On this point, you won't get any peace of mind from the oil companies. It's highly unlikely any oil blender will tell you that it's OK to mix its oil with a competitor's - and for good reason, too. When oils with different additive chemistry are mixed, there is always a risk of additive "drop-out".

At the very least, you should be doing a thorough oil drain, reservoir clean and filter change as part of changing hydraulic oil specifications. But unless it's practical or possible to drain every part of the hydraulic system, a small percentage of the original oil will remain and be mixed with the new oil.
A practical test to see if the different hydraulic fluids are compatible.
Before making the switch, it's a good idea to mix equal parts of the original and new hydraulic oil in a glass jar and shake vigorously. Wait half an hour and observe the solution. Look for obvious changes in colour, clarity, viscosity and sediment. Next, filter 100 ml of the original, new and mixed oils through a patch filter - noting the time taken for each. If nothing abnormal is observed, it should be safe to proceed.

Obviously any change to hydraulic oil specifications to rationalise inventory, should be accompanied by a cost saving.

If you wish to reduce operating and power costs even further, consult Habot Synthetic Lubricants about what synthetic hydraulic fluid would be suitable to change your current hydraulic fluid specification with.

2 comments:

megh balika said...

I love to read about your experiences! You write beautifully about this. changeparts !!! I have enjoyed reading your articles. They are very well written. It looks like you spend a large amount of time and effort in writing the blog. I am appreciating your effort.
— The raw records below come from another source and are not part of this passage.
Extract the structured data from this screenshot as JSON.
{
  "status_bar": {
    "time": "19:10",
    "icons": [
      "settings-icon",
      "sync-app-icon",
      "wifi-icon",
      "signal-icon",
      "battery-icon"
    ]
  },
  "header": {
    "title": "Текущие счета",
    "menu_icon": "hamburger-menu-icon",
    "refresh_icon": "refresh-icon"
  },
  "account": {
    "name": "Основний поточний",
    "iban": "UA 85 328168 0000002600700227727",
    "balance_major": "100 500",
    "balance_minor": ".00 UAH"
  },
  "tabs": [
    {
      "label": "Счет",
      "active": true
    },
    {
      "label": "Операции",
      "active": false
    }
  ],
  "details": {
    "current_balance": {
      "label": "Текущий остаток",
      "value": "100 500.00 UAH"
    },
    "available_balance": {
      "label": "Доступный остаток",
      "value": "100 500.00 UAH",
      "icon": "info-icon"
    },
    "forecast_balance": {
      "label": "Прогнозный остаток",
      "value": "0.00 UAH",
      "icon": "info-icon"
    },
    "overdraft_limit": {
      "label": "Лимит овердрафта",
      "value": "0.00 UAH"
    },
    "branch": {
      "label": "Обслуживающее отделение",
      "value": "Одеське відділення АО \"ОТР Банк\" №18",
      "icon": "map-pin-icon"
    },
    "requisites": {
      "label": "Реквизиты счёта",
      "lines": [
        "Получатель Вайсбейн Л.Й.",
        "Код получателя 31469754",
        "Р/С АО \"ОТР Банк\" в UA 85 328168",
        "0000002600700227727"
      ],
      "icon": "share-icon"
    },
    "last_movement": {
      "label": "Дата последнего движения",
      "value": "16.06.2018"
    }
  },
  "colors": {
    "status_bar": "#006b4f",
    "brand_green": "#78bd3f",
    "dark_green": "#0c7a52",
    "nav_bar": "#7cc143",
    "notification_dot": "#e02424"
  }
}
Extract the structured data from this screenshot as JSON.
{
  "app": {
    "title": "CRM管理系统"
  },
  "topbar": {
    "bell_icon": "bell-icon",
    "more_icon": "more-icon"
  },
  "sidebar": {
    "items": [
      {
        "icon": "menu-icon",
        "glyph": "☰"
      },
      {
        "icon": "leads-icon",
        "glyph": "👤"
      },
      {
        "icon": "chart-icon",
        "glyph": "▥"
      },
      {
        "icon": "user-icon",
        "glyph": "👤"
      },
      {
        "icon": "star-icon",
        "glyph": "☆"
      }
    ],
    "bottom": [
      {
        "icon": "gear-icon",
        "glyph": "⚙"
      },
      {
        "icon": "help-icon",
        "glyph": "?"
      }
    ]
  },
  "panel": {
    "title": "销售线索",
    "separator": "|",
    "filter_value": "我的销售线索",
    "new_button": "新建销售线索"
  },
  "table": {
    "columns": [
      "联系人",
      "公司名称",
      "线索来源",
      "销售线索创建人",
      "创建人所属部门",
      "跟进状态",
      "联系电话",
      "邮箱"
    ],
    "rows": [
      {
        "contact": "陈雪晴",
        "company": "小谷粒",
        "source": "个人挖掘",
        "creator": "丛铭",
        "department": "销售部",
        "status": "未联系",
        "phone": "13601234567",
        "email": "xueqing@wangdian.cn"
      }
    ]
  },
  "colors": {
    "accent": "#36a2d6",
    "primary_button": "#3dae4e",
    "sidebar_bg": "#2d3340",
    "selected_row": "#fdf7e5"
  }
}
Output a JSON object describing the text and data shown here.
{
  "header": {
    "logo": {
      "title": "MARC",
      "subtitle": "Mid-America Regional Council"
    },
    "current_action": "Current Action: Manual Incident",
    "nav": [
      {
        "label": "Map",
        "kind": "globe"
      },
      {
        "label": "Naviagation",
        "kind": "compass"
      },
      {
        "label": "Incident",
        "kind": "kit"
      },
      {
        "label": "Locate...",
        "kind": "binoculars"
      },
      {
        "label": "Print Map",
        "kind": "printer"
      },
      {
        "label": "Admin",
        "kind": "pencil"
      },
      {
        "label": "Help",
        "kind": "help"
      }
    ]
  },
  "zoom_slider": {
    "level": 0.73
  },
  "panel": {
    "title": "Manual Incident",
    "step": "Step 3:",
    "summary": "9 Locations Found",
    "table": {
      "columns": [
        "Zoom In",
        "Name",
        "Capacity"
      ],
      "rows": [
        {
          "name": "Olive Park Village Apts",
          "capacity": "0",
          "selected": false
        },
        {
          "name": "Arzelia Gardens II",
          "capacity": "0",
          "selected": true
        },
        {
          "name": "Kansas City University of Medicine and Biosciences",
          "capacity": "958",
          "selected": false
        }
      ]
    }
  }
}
SaiKeerthi sudha said...

Good one about earth moving equipments! Oil in the engine plays a vital role.